before in a Christmas film. Thurman (Brett Kelly) called kid through
almost all of the film is not your typical movie child. He is overweight,
picked on, a stalker who seeks out this Santa after hours, and is quite
willing to have the man move into his home. There are no warm moments
between the man and the boy, and the ending is the most un-Hollywood
ending one would expect for a Christmas film. Is Thornton s character
saved? Sort of, but not the gushy type of saving we have come to expect
from the movies.
Badder Santa (2003) is hysterically funny, but admittedly not for
all tastes. There are some institutions simply too sacred to poke fun at
and no doubt some viewers will have a hard time watching Thornton as
Willy as Santa. He is every parents nightmare as a department store
Santa; rude, obnoxious, opt to cop a feel of the good looking mom, and
quite likely to throw the kids across the room should they annoy him. It
is a daring performance because the character is so intensely nasty and
dislikable, yet Thornton makes it work in every single frame of the film.
He loathes himself, that much is clear, and in the boy and bartender he
gets a feel for what might have been had he not chosen this life. Does it
change him right away, no, but it gets him to thinking and gives him a
chance to feel good about himself. The boy is deeply attached to him, and
though Thornton s character does not initially return the emotion, by the
film s end he is indeed feeling something for the little guy.
Jack Nicholson is said to have coveted this role, but could not
get out of his commitment for Something s Gotta Give (2003) thereby
losing the chance to make the film. Thornton stepped in and gives the
best performance of his career. Imagine tackling this role knowing that
you were likely going to offend just about every parent seeing the
picture?? He is quite extraordinary in the film, dominating every frame
he appears in, bringing to life a deeply bitter and sad character. He
seems to relish portraying this mean spirited character, giving him an
energy that is dark and vicious, as he slips deeper into depression and
drowns it with booze.
There are strong supporting performances from Bernie Mac as the
conniving store cop, Lauren Graham as a bartender with a strange Santa
fetish, Tony Cox as a murderous dwarf, Cloris Leachman as the child s out
of it grandma, the late John Ritter as the manager of the store, and best
of all, Brett Kelly as the wide eyed little boy who has Santa living with
him. There is genuine chemistry between Thornton and Kelly but not the
sort we are used too. Both give terrific performances.
Terry Zwigoff, who helmed the brilliant Ghost World (2001) has
created a Christmas movie no one will ever forget but I bet few people

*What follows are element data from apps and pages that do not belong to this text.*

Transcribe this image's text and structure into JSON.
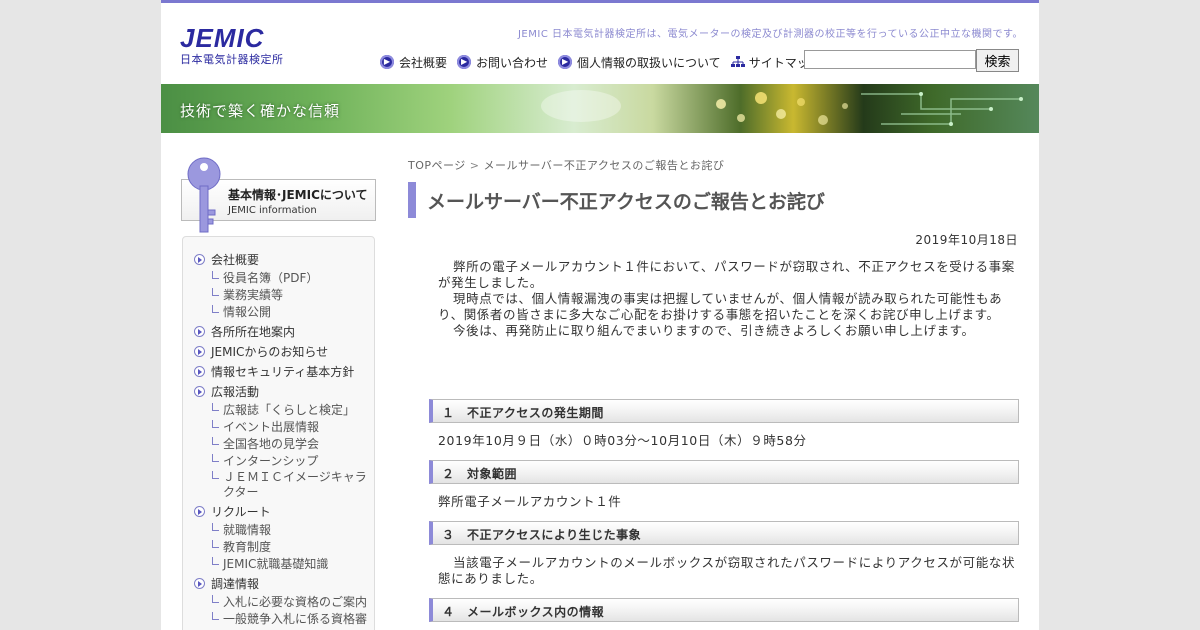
{
  "header": {
    "logo_main": "JEMIC",
    "logo_sub": "日本電気計器検定所",
    "tagline": "JEMIC 日本電気計器検定所は、電気メーターの検定及び計測器の校正等を行っている公正中立な機関です。",
    "nav": [
      {
        "label": "会社概要",
        "icon": "arrow-circle-icon"
      },
      {
        "label": "お問い合わせ",
        "icon": "arrow-circle-icon"
      },
      {
        "label": "個人情報の取扱いについて",
        "icon": "arrow-circle-icon"
      },
      {
        "label": "サイトマップ",
        "icon": "sitemap-icon"
      }
    ],
    "search_placeholder": "",
    "search_button": "検索"
  },
  "banner": {
    "title": "技術で築く確かな信頼"
  },
  "sidebar": {
    "heading_jp": "基本情報･JEMICについて",
    "heading_en": "JEMIC information",
    "menu": [
      {
        "label": "会社概要",
        "children": [
          "役員名簿（PDF）",
          "業務実績等",
          "情報公開"
        ]
      },
      {
        "label": "各所所在地案内",
        "children": []
      },
      {
        "label": "JEMICからのお知らせ",
        "children": []
      },
      {
        "label": "情報セキュリティ基本方針",
        "children": []
      },
      {
        "label": "広報活動",
        "children": [
          "広報誌「くらしと検定」",
          "イベント出展情報",
          "全国各地の見学会",
          "インターンシップ",
          "ＪＥＭＩＣイメージキャラクター"
        ]
      },
      {
        "label": "リクルート",
        "children": [
          "就職情報",
          "教育制度",
          "JEMIC就職基礎知識"
        ]
      },
      {
        "label": "調達情報",
        "children": [
          "入札に必要な資格のご案内",
          "一般競争入札に係る資格審"
        ]
      }
    ]
  },
  "main": {
    "breadcrumb": {
      "home": "TOPページ",
      "separator": ">",
      "current": "メールサーバー不正アクセスのご報告とお詫び"
    },
    "title": "メールサーバー不正アクセスのご報告とお詫び",
    "date": "2019年10月18日",
    "paragraphs": [
      "弊所の電子メールアカウント１件において、パスワードが窃取され、不正アクセスを受ける事案が発生しました。",
      "現時点では、個人情報漏洩の事実は把握していませんが、個人情報が読み取られた可能性もあり、関係者の皆さまに多大なご心配をお掛けする事態を招いたことを深くお詫び申し上げます。",
      "今後は、再発防止に取り組んでまいりますので、引き続きよろしくお願い申し上げます。"
    ],
    "sections": [
      {
        "heading": "１　不正アクセスの発生期間",
        "body": "2019年10月９日（水）０時03分～10月10日（木）９時58分"
      },
      {
        "heading": "２　対象範囲",
        "body": "弊所電子メールアカウント１件"
      },
      {
        "heading": "３　不正アクセスにより生じた事象",
        "body": "当該電子メールアカウントのメールボックスが窃取されたパスワードによりアクセスが可能な状態にありました。"
      },
      {
        "heading": "４　メールボックス内の情報",
        "body": ""
      }
    ]
  },
  "colors": {
    "accent": "#8d8ad8",
    "brand": "#2b2aa0",
    "top_border": "#7b78d0"
  }
}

will ever admit to enjoying. I will. In fact, I laughed out loud often
through this film because I could not believe what the filmmaker and his
performers were accomplishing! Zwigoff takes comedy to the blackest level
it has ever been with this film, delivering a nasty picture that is
deeply funny and eventually very moving without ever be sentimental. It
is n fact there is nothing remotely sentimental about this film, which is
what makes it so brilliant.
The version I screened was Badder Santa (2003) which makes use of
additional footage not used in the theatrical cut. What it adds up to is
essentially extended scenes, very little in the way of new material. The
picture is presented in widescreen, but there are very few extras. Man
what I would pay to hear Billy Bob Thornton discuss playing this part on
an audio commentary!!
As it is we have the film, which is and should always be the main
One of the finest comedies I have ever seen, and certainly a
landmark among black comedy.